This paper will trace the history of management consulting activities in Japan during the twentieth century, comparing it with developments in other industrialized countries. There is no doubt that the Japanese consultancy market today is underdeveloped. As the paper will show in some detail in its first part, this is not for want of trying. Already in the 1930s American scientific management consultancies such as Bedaux, tried to gain a foothold in Japan—albeit without much success. A more comprehensive effort to develop the Japanese consulting market was made in the immediate postwar period, in conjunction with the so-called productivity drive—but, once again, with little or no tangible results. The next efforts occurred during the early 1970s, when leading American organisation and strategy consultancies such as McKinsey & Company and the Boston Consulting Group (BCG) opened offices in Tokyo. But their activities in Japan remained limited. In a second part, the paper will offer some explanations for the apparent delay in the development of the Japanese consulting market. Its main argument there was little need for their different services or "products" in the specific Japanese business system. This only changed after the burst of the so-called bubble economy in the late 1980s, when Japanese companies started reducing their management layers, became subject to more scrutiny from international capital markets and competitive pressures, both abroad and at home.

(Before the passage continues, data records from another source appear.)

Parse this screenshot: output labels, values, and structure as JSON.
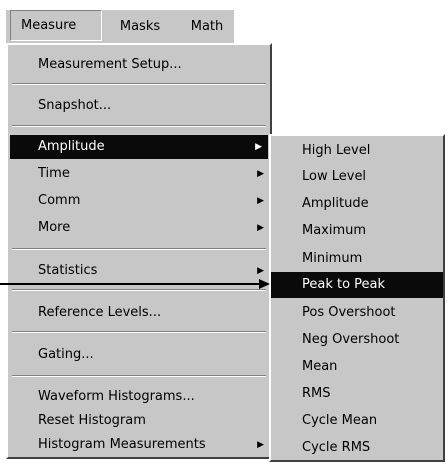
{
  "menubar": {
    "measure": "Measure",
    "masks": "Masks",
    "math": "Math"
  },
  "menu": {
    "measurement_setup": "Measurement Setup...",
    "snapshot": "Snapshot...",
    "amplitude": "Amplitude",
    "time": "Time",
    "comm": "Comm",
    "more": "More",
    "statistics": "Statistics",
    "reference_levels": "Reference Levels...",
    "gating": "Gating...",
    "waveform_histograms": "Waveform Histograms...",
    "reset_histogram": "Reset Histogram",
    "histogram_measurements": "Histogram Measurements"
  },
  "submenu": {
    "items": [
      "High Level",
      "Low Level",
      "Amplitude",
      "Maximum",
      "Minimum",
      "Peak to Peak",
      "Pos Overshoot",
      "Neg Overshoot",
      "Mean",
      "RMS",
      "Cycle Mean",
      "Cycle RMS"
    ]
  },
  "colors": {
    "menu_bg": "#c7c7c7",
    "highlight": "#0a0a0a"
  }
}
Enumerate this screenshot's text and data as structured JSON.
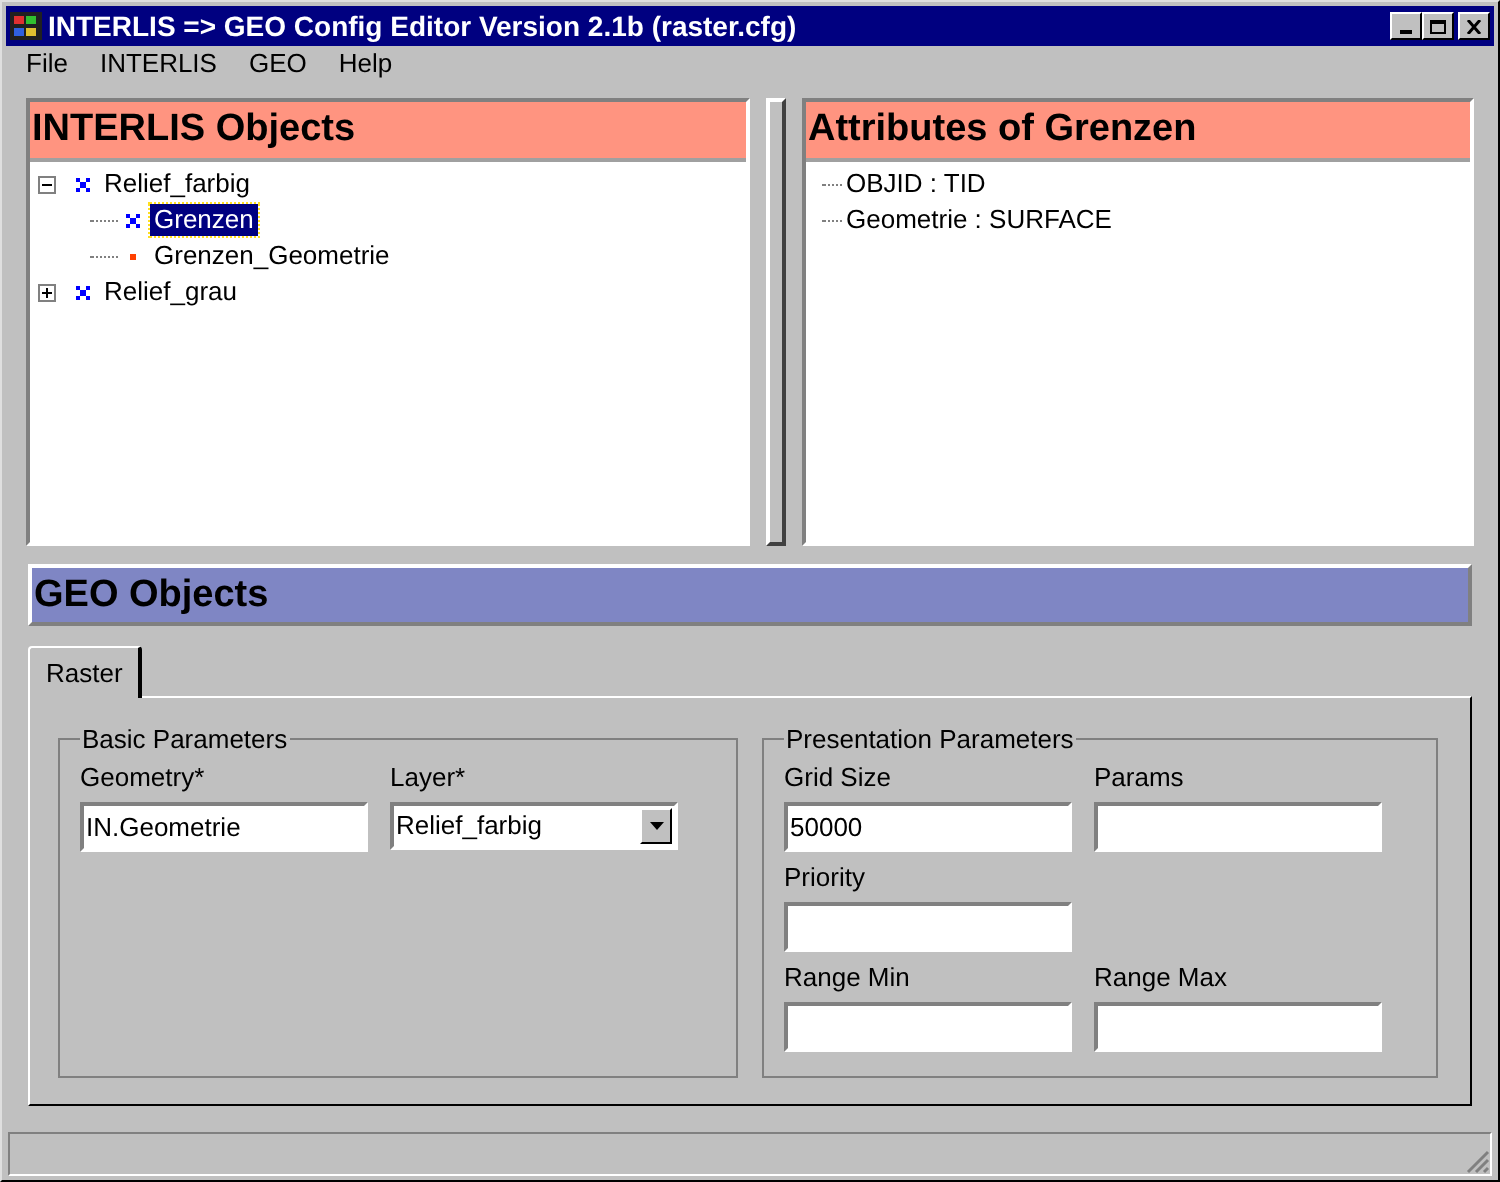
{
  "window": {
    "title": "INTERLIS => GEO Config Editor Version 2.1b (raster.cfg)"
  },
  "menu": [
    "File",
    "INTERLIS",
    "GEO",
    "Help"
  ],
  "interlis_objects": {
    "title": "INTERLIS Objects",
    "tree": [
      {
        "label": "Relief_farbig",
        "kind": "class",
        "expanded": true,
        "selected": false,
        "children": [
          {
            "label": "Grenzen",
            "kind": "class",
            "selected": true
          },
          {
            "label": "Grenzen_Geometrie",
            "kind": "attribute",
            "selected": false
          }
        ]
      },
      {
        "label": "Relief_grau",
        "kind": "class",
        "expanded": false,
        "selected": false
      }
    ]
  },
  "attributes": {
    "title": "Attributes of Grenzen",
    "items": [
      "OBJID : TID",
      "Geometrie : SURFACE"
    ]
  },
  "geo_objects": {
    "title": "GEO Objects"
  },
  "tabs": [
    {
      "label": "Raster",
      "selected": true
    }
  ],
  "groups": [
    {
      "title": "Basic Parameters",
      "fields": [
        {
          "label": "Geometry*",
          "kind": "text",
          "value": "IN.Geometrie"
        },
        {
          "label": "Layer*",
          "kind": "dropdown",
          "value": "Relief_farbig"
        }
      ]
    },
    {
      "title": "Presentation Parameters",
      "fields": [
        {
          "label": "Grid Size",
          "kind": "text",
          "value": "50000"
        },
        {
          "label": "Params",
          "kind": "text"
        },
        {
          "label": "Priority",
          "kind": "text"
        },
        {
          "kind": "empty"
        },
        {
          "label": "Range Min",
          "kind": "text"
        },
        {
          "label": "Range Max",
          "kind": "text"
        }
      ]
    }
  ]
}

While the market for American-style consulting thus remained limited until recently, Japan developed other types of advisory activities, more akin to its own business system. These will be detailed in the third part of the paper. Following the development of American-style consulting since the last decade of the twentieth century, many of these more indigenous consulting activities have been in decline or are changing shape.